State how many lines in the records hold the word "league", giving the number and no other text.

[Element data from apps and pages]
· · ·
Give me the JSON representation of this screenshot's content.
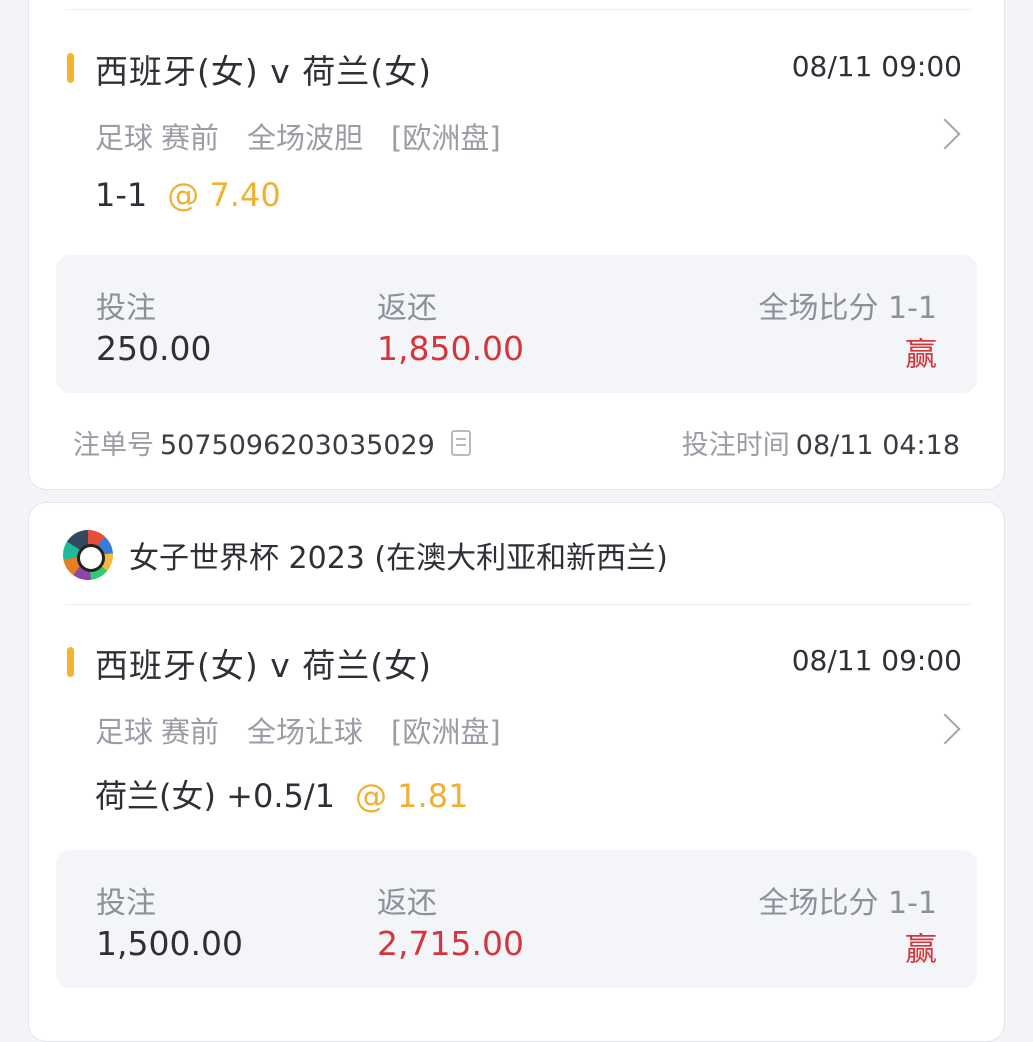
{
  "bets": [
    {
      "match": "西班牙(女) v 荷兰(女)",
      "match_time": "08/11 09:00",
      "sport": "足球",
      "stage": "赛前",
      "market": "全场波胆",
      "odds_type": "[欧洲盘]",
      "selection": "1-1",
      "odds": "@ 7.40",
      "stake_label": "投注",
      "stake": "250.00",
      "return_label": "返还",
      "return": "1,850.00",
      "score_label": "全场比分 1-1",
      "result": "赢",
      "ticket_label": "注单号",
      "ticket_no": "5075096203035029",
      "bet_time_label": "投注时间",
      "bet_time": "08/11 04:18"
    },
    {
      "league": "女子世界杯 2023 (在澳大利亚和新西兰)",
      "match": "西班牙(女) v 荷兰(女)",
      "match_time": "08/11 09:00",
      "sport": "足球",
      "stage": "赛前",
      "market": "全场让球",
      "odds_type": "[欧洲盘]",
      "selection": "荷兰(女) +0.5/1",
      "odds": "@ 1.81",
      "stake_label": "投注",
      "stake": "1,500.00",
      "return_label": "返还",
      "return": "2,715.00",
      "score_label": "全场比分 1-1",
      "result": "赢"
    }
  ],
  "colors": {
    "accent": "#f5b42c",
    "odds": "#f0b030",
    "win": "#d4363b"
  },
  "icons": {
    "chevron": "chevron-right-icon",
    "copy": "copy-icon",
    "league": "league-logo-icon"
  }
}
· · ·
The answer>
2